[adinserter block=”1″]On the April 11, 2011, the WWE changed forever. Edge announced his retirement from the ring, which was a sudden jolt of discourse within the company and could very well be the beginning of the demise of the company from which attitudes were created and kamikaze style wrestling with tables, ladders and chairs were perfected.
I am not blaming the ills of the WWE and the faltering of storylines and potential superstars on the retirement of one WWE superstar, but his sudden departure did not help matters when it came to the progression of the company.
Edge and Christian, billed as brothers and later childhood friends in WWF/WWE storylines, went on to win the WWF Tag Team Championship on seven different occasions. During this time, they gained notoriety in the tag team division, partly due to their participation in Tables, Ladders, and Chairs matches.
Edge won 31 championships in WWE overall, including 11 world championships (the WWE Championship four times and the World Heavyweight Championship a record seven times), five Intercontinental Championships, one United States Championship, and 14 Tag Team Championships (a record 12 World Tag Team Championships and two WWE Tag Team Championships).
He also had an unofficial co-champion reign with Mick Foley as WWE Hardcore Champion. He won the 2001 King of the Ring tournament, was the first Money in the Bank ladder match winner in 2005 and again in 2007 (also being the winner of a match to reclaim and cash in the contract, thus becoming the first to cash in and win both world titles), and won the Royal Rumble match in 2010, making him the only wrestler in history to achieve all three of those accomplishments.

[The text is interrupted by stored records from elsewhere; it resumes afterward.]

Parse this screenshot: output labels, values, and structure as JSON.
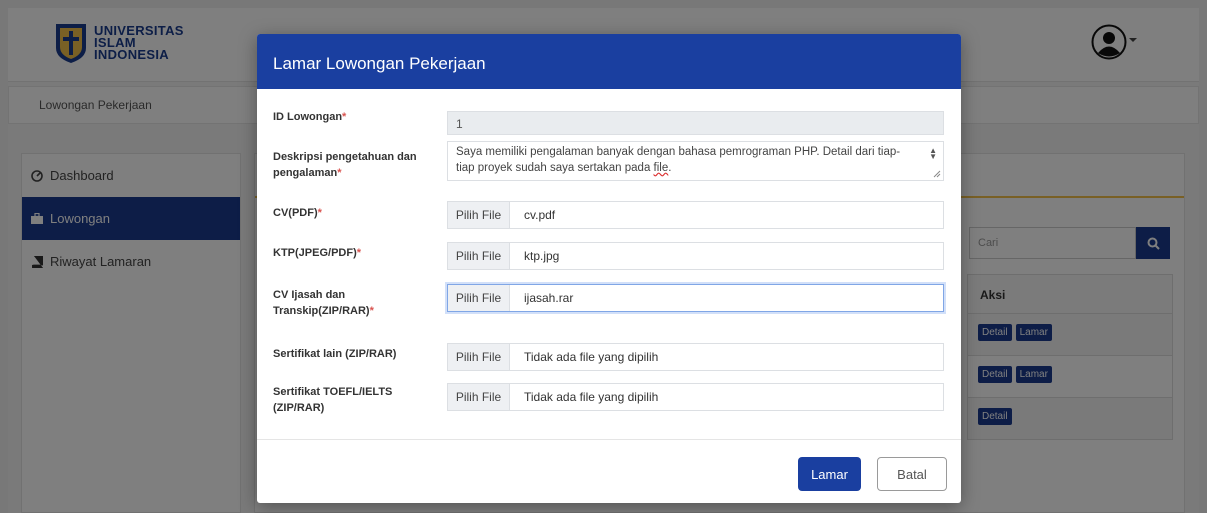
{
  "brand": {
    "line1": "UNIVERSITAS",
    "line2": "ISLAM",
    "line3": "INDONESIA",
    "color": "#1a3d8f"
  },
  "breadcrumb": "Lowongan Pekerjaan",
  "sidebar": {
    "items": [
      {
        "label": "Dashboard",
        "icon": "dashboard-icon",
        "active": false
      },
      {
        "label": "Lowongan",
        "icon": "briefcase-icon",
        "active": true
      },
      {
        "label": "Riwayat Lamaran",
        "icon": "book-icon",
        "active": false
      }
    ]
  },
  "background": {
    "search_placeholder": "Cari",
    "table_header": "Aksi",
    "rows": [
      {
        "buttons": [
          "Detail",
          "Lamar"
        ]
      },
      {
        "buttons": [
          "Detail",
          "Lamar"
        ]
      },
      {
        "buttons": [
          "Detail"
        ]
      }
    ]
  },
  "modal": {
    "title": "Lamar Lowongan Pekerjaan",
    "fields": {
      "id": {
        "label": "ID Lowongan",
        "required": "*",
        "value": "1"
      },
      "desc": {
        "label": "Deskripsi pengetahuan dan pengalaman",
        "required": "*",
        "value_main": "Saya memiliki pengalaman banyak dengan bahasa pemrograman PHP. Detail dari tiap-tiap proyek sudah saya sertakan pada ",
        "value_tail": "file",
        "value_end": "."
      },
      "cv": {
        "label": "CV(PDF)",
        "required": "*",
        "button": "Pilih File",
        "file": "cv.pdf"
      },
      "ktp": {
        "label": "KTP(JPEG/PDF)",
        "required": "*",
        "button": "Pilih File",
        "file": "ktp.jpg"
      },
      "ijasah": {
        "label": "CV Ijasah dan Transkip(ZIP/RAR)",
        "required": "*",
        "button": "Pilih File",
        "file": "ijasah.rar"
      },
      "sertifikat": {
        "label": "Sertifikat lain (ZIP/RAR)",
        "button": "Pilih File",
        "file": "Tidak ada file yang dipilih"
      },
      "toefl": {
        "label": "Sertifikat TOEFL/IELTS (ZIP/RAR)",
        "button": "Pilih File",
        "file": "Tidak ada file yang dipilih"
      }
    },
    "buttons": {
      "submit": "Lamar",
      "cancel": "Batal"
    },
    "accent": "#1a3fa0",
    "required_color": "#d9534f"
  }
}
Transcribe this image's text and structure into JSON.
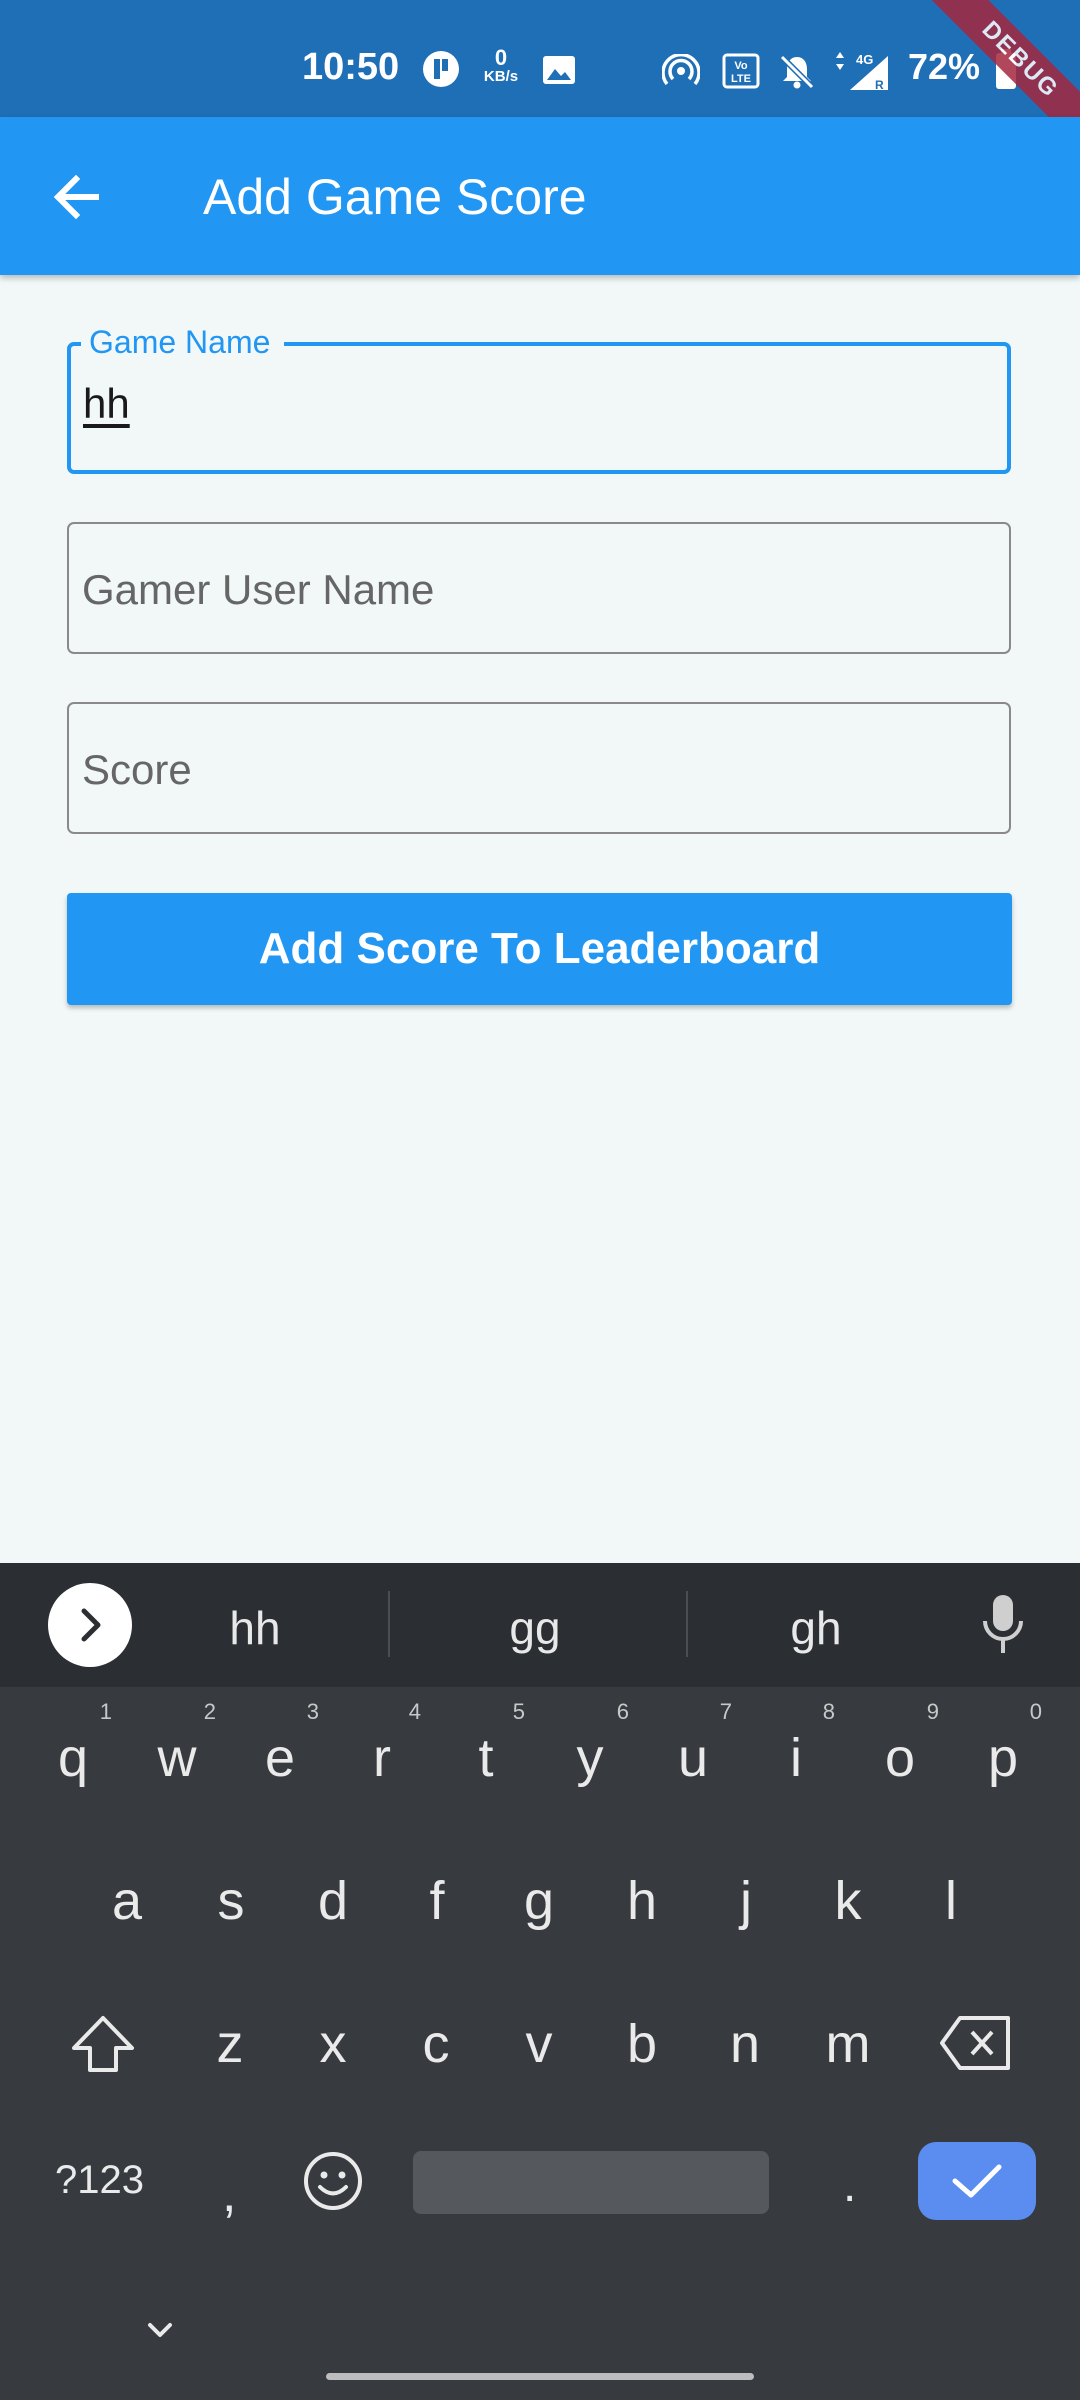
{
  "status_bar": {
    "time": "10:50",
    "net_speed_value": "0",
    "net_speed_unit": "KB/s",
    "battery_percent": "72%",
    "debug_banner": "DEBUG"
  },
  "app_bar": {
    "title": "Add Game Score"
  },
  "form": {
    "game_name": {
      "label": "Game Name",
      "value": "hh"
    },
    "gamer_user_name": {
      "placeholder": "Gamer User Name"
    },
    "score": {
      "placeholder": "Score"
    },
    "submit_label": "Add Score To Leaderboard"
  },
  "keyboard": {
    "suggestions": [
      "hh",
      "gg",
      "gh"
    ],
    "row1": [
      {
        "k": "q",
        "n": "1"
      },
      {
        "k": "w",
        "n": "2"
      },
      {
        "k": "e",
        "n": "3"
      },
      {
        "k": "r",
        "n": "4"
      },
      {
        "k": "t",
        "n": "5"
      },
      {
        "k": "y",
        "n": "6"
      },
      {
        "k": "u",
        "n": "7"
      },
      {
        "k": "i",
        "n": "8"
      },
      {
        "k": "o",
        "n": "9"
      },
      {
        "k": "p",
        "n": "0"
      }
    ],
    "row2": [
      "a",
      "s",
      "d",
      "f",
      "g",
      "h",
      "j",
      "k",
      "l"
    ],
    "row3": [
      "z",
      "x",
      "c",
      "v",
      "b",
      "n",
      "m"
    ],
    "symbols_label": "?123",
    "comma": ",",
    "period": "."
  }
}
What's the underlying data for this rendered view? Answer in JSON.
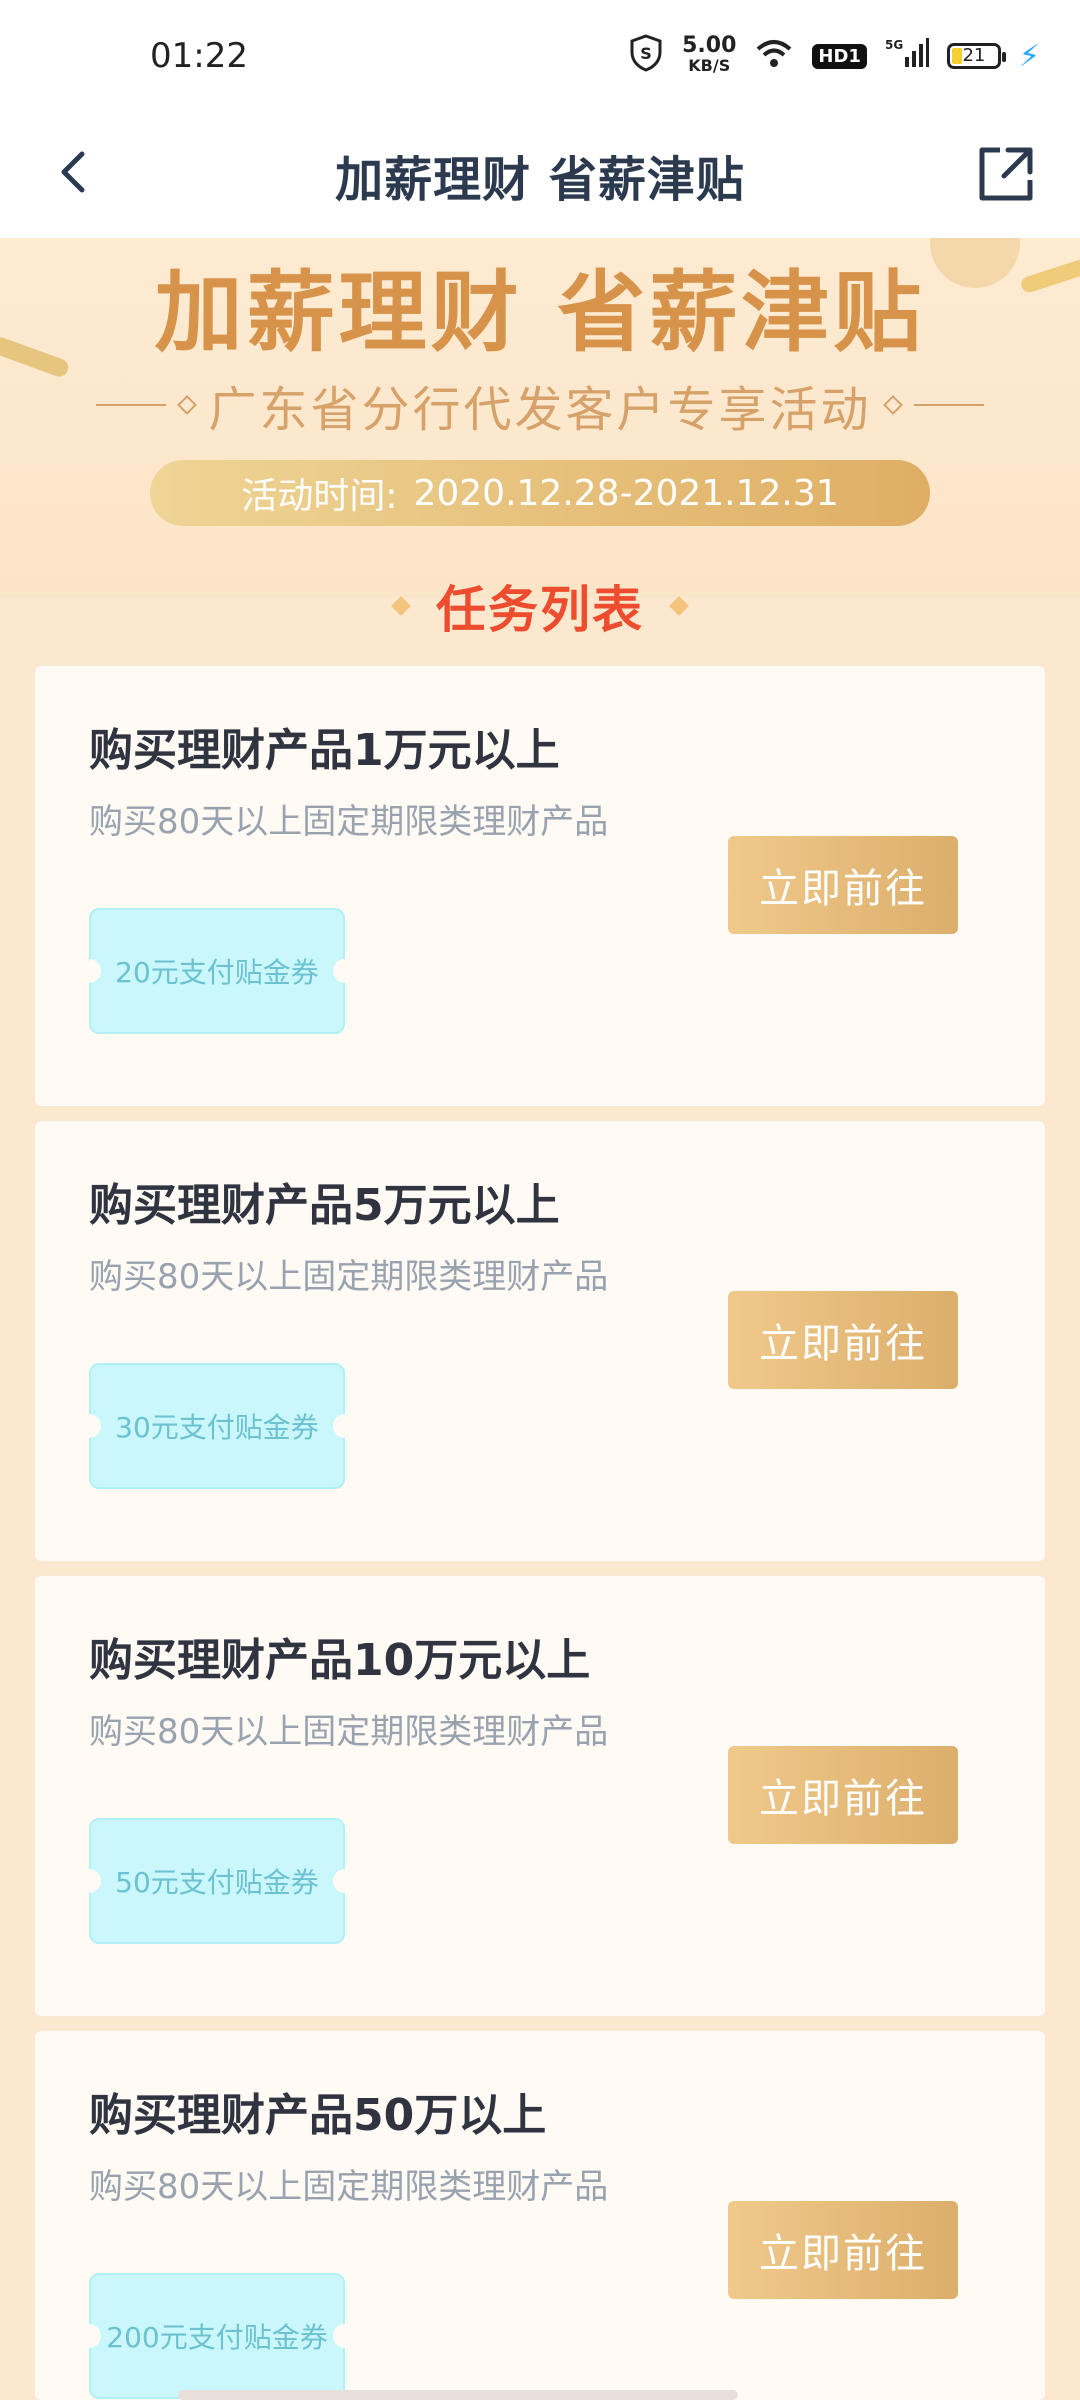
{
  "status": {
    "time": "01:22",
    "speed_value": "5.00",
    "speed_unit": "KB/S",
    "hd_badge": "HD1",
    "network": "5G",
    "battery": "21"
  },
  "navbar": {
    "title": "加薪理财 省薪津贴"
  },
  "hero": {
    "title": "加薪理财 省薪津贴",
    "subtitle": "广东省分行代发客户专享活动",
    "period_label": "活动时间:",
    "period_value": "2020.12.28-2021.12.31"
  },
  "tasks": {
    "section_title": "任务列表",
    "items": [
      {
        "title": "购买理财产品1万元以上",
        "desc": "购买80天以上固定期限类理财产品",
        "coupon": "20元支付贴金券",
        "button": "立即前往"
      },
      {
        "title": "购买理财产品5万元以上",
        "desc": "购买80天以上固定期限类理财产品",
        "coupon": "30元支付贴金券",
        "button": "立即前往"
      },
      {
        "title": "购买理财产品10万元以上",
        "desc": "购买80天以上固定期限类理财产品",
        "coupon": "50元支付贴金券",
        "button": "立即前往"
      },
      {
        "title": "购买理财产品50万以上",
        "desc": "购买80天以上固定期限类理财产品",
        "coupon": "200元支付贴金券",
        "button": "立即前往"
      }
    ]
  },
  "colors": {
    "accent_gold": "#dcae6b",
    "title_red": "#ee4c2e",
    "coupon_cyan": "#c9f7fb"
  },
  "icons": [
    "shield-s-icon",
    "wifi-icon",
    "signal-icon",
    "battery-icon",
    "charging-bolt-icon",
    "back-chevron-icon",
    "share-icon"
  ]
}
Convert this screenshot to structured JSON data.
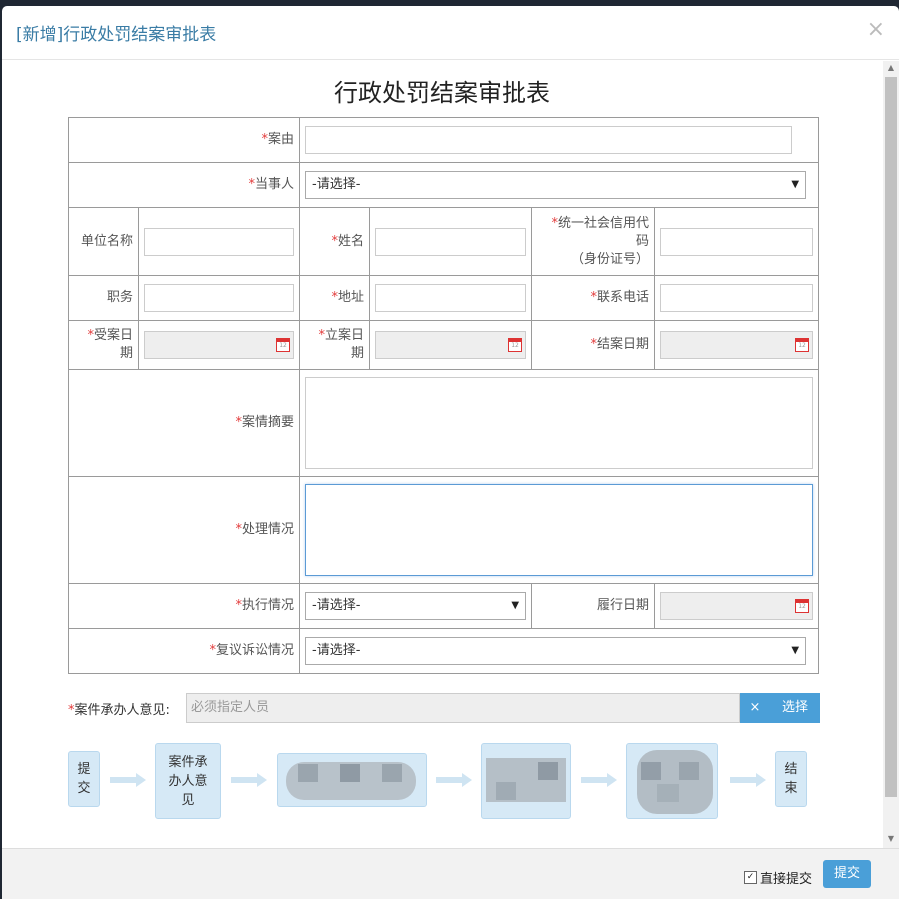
{
  "modal": {
    "title": "[新增]行政处罚结案审批表",
    "close": "×"
  },
  "form": {
    "title": "行政处罚结案审批表",
    "required_mark": "*",
    "case_reason": {
      "label": "案由",
      "value": ""
    },
    "party": {
      "label": "当事人",
      "value": "-请选择-"
    },
    "unit_name": {
      "label": "单位名称",
      "value": ""
    },
    "name": {
      "label": "姓名",
      "value": ""
    },
    "credit_code": {
      "label_line1": "统一社会信用代",
      "label_line2": "码",
      "label_line3": "（身份证号）",
      "value": ""
    },
    "position": {
      "label": "职务",
      "value": ""
    },
    "address": {
      "label": "地址",
      "value": ""
    },
    "phone": {
      "label": "联系电话",
      "value": ""
    },
    "accept_date": {
      "label_line1": "受案日",
      "label_line2": "期",
      "value": ""
    },
    "filing_date": {
      "label_line1": "立案日",
      "label_line2": "期",
      "value": ""
    },
    "close_date": {
      "label": "结案日期",
      "value": ""
    },
    "case_summary": {
      "label": "案情摘要",
      "value": ""
    },
    "handling": {
      "label": "处理情况",
      "value": ""
    },
    "execution": {
      "label": "执行情况",
      "value": "-请选择-"
    },
    "perform_date": {
      "label": "履行日期",
      "value": ""
    },
    "review": {
      "label": "复议诉讼情况",
      "value": "-请选择-"
    },
    "calendar_icon_text": "12"
  },
  "opinion": {
    "label": "案件承办人意见:",
    "placeholder": "必须指定人员",
    "clear": "×",
    "choose": "选择"
  },
  "flow": {
    "start": [
      "提",
      "交"
    ],
    "step1": [
      "案件承",
      "办人意",
      "见"
    ],
    "end": [
      "结",
      "束"
    ]
  },
  "footer": {
    "direct_submit": "直接提交",
    "direct_submit_checked": true,
    "checkmark": "✓",
    "submit": "提交"
  },
  "colors": {
    "accent": "#4a9fd8",
    "title": "#3a7ca5",
    "required": "#e23b3b",
    "flow_node": "#d6e9f6"
  }
}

He headlined many major pay-per-view events for WWE, including WrestleMania XXIV. He was inducted into the WWE Hall of Fame by his long-time friend and tag team partner Christian on March 31, 2012. Critics and fans alike have regarded Edge as one of the most decorated and greatest professional wrestlers in history. And in my mind, one of the most underrated champions of all time.
Edge’s style, his ability and his approval with the fans as both a face and a heel made him genuinely great for both the WWE and the business of wrestling. The fact he helped usher in more hardcore tag team wrestling to the company was only part of his pure genius. In an era of tables and chairs being used more and more as ever-match weaponry speaks to the greatness of the man who made the “spear” popular again.
He, along with Christian and Chris Jericho helped continue the success of Canadian wrestlers that the likes of Bret Hart created before these greats. It also proves that should he still be in the ring and not on SyFi each week, his penchant for tables, ladders and chairs may be more popular than it is today. For those reasons, he was ahead of his time and with Christian formed one of the best and most underrated tag teams of his tenure in the company.
What the WWE plans to do with Edge in the future remains to be seen. The neck injury that put him out of action is still a concern, but he would be great as a commentator or manager in some capacity (Tyson Kidd) where his mic skills and interviews would be a welcomed addition to programming.
[adinserter block=”2″]The current crop of WWE superstars like Dean Ambrose, Dolph Ziggler and Seth Rollins would benefit from his tutelage in and out of the ring as well and it would not be shocking if at some time Rollins becomes THAT wrestlers who is the innovator of offense this company is currently lacking.
While he is not able to wrestle, his contributions from the past could certainly build the future of the WWE, and for that his retirement, however abrupt, could be a true benefit.